|Maggie Linn Bartlett|
They are called INBRE scholars and are part of the largest grant in UNMC history.
Today we feature Maggie Linn Bartlett, a junior majoring in biotechnology at the University of Nebraska at Omaha.
What should we know about you?
I am co-author of two papers that were published this year: "Detection and Quantitative Assay of 2-ThioBarbituric Acid From Inert Solid and Solubilized Samples by Spectrometer," accepted Jan. 7 and published by Environmental Science: An Indian Journal; and "Detection and Quantitative Analysis for 2-ThioBarbituric Acid Utilizing Uv-Visible Spectrophotometer," accepted Feb. 16 and published by the American Journal of Pharmacological Sciences
In the second grade, we took field trips to a local pond and took samples to examine. I continued the practice and would conduct experiments of my own.
What is it about science that excites you?
Curiosity has always been my crutch.
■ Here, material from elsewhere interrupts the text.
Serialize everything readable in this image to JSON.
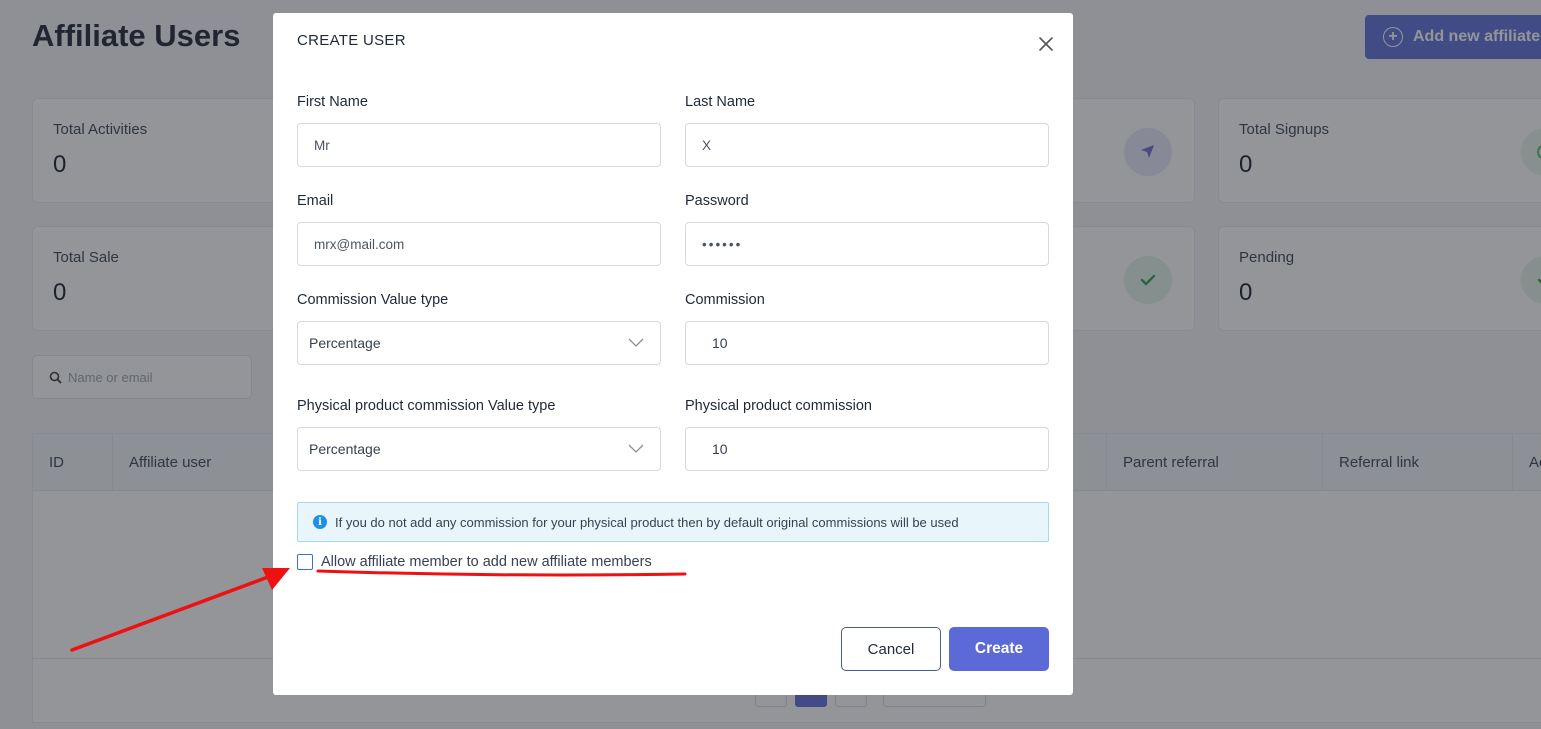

Defining what is undefined is both intriguing and challenging, and I like being put up to the task.
Will you pursue a career in science?
I absolutely will pursue a career in science. I aspire to obtain my Ph.D. in either vision science, evolutionary biology, or a combination of the two. One day I will run my own laboratory after many years in school and training, and with some luck along the way I may help the science world with my efforts.
Why is it important to have programs like INBRE?
Programs like INBRE are extremely important because, for people who are seriously considering biomedical research, it gives them a "trial run" at the whole process. It's a long enough time frame, with real hands-on experiments and top-notch mentoring that gives insight into what the future holds. For some, it gives them a glimpse into a world they weren't quite anticipating and helps them prepare for the next step in their career path.